Direct contact transmission occurs when pathogens are transferred between individuals without a contaminated intermediate person, object, or environmental surface.1 For example, when blood or other potentially infectious materials (OPIM) from an infected person enters the body of a susceptible person through direct contact with mucous membrane or breaks in the skin, e.g., when pathogens are transferred from a patient to a HCP during ungloved contact with mucous membrane or skin.
Indirect contact transmission occurs when pathogens are transferred between individuals via a contaminated intermediate person, object, or environmental surface.1 For example, when the hands of HCP become contaminated and hand hygiene is not performed prior to touching the next patient; when contaminated patient-care items are shared between patients without having been adequately cleaned, disinfected, or sterilized; or in association with contaminated sharps and needlestick injuries.
Droplets are airborne particles of moisture greater than 5 µm, which may contain potentially infectious pathogens.1 Respiratory transmission associated with droplet inhalation is generally limited to within 3 feet of the source; but it may also result from physical transfer of pathogens from a body surface, such as the hands contaminated with respiratory secretions; or contact of a susceptible host with contaminated intermediate objects or environmental surfaces.

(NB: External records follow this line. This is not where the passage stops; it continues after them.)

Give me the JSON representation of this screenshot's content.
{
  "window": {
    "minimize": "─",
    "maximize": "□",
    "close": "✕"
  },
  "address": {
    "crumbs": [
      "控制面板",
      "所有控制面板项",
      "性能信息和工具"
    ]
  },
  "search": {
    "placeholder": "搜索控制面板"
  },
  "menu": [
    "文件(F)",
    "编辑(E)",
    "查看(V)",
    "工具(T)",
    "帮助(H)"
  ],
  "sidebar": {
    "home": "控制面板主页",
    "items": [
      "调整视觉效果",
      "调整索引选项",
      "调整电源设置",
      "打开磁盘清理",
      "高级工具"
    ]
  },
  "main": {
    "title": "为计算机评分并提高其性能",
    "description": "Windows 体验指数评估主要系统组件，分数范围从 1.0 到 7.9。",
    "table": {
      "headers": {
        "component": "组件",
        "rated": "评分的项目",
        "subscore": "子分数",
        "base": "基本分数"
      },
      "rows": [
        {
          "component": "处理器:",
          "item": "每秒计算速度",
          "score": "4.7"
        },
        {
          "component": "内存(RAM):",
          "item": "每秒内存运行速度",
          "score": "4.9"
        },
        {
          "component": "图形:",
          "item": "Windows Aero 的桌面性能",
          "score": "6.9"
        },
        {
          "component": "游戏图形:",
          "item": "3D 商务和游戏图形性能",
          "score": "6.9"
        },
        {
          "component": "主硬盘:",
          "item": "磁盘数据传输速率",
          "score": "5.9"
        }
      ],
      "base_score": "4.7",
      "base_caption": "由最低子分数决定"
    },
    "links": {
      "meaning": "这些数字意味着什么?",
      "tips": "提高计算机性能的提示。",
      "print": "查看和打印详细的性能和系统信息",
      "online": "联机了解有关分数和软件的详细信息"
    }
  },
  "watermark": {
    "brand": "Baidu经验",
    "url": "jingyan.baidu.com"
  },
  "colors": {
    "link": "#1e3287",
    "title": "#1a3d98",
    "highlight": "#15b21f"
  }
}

Droplet nuclei, ranging in size from 1-5 µm, are residuals of droplets that while suspended in air dried out, but may still contain potentially infectious pathogens.1 In a cool setting, droplet nuclei may remain in the air indefinitely and travel long distances. The risk of respiratory transmission associated with inhalation of droplet nuclei, defined as airborne transmission, extends beyond 3 feet of the source. Droplet nuclei may also contaminate intermediate objects or environmental surfaces.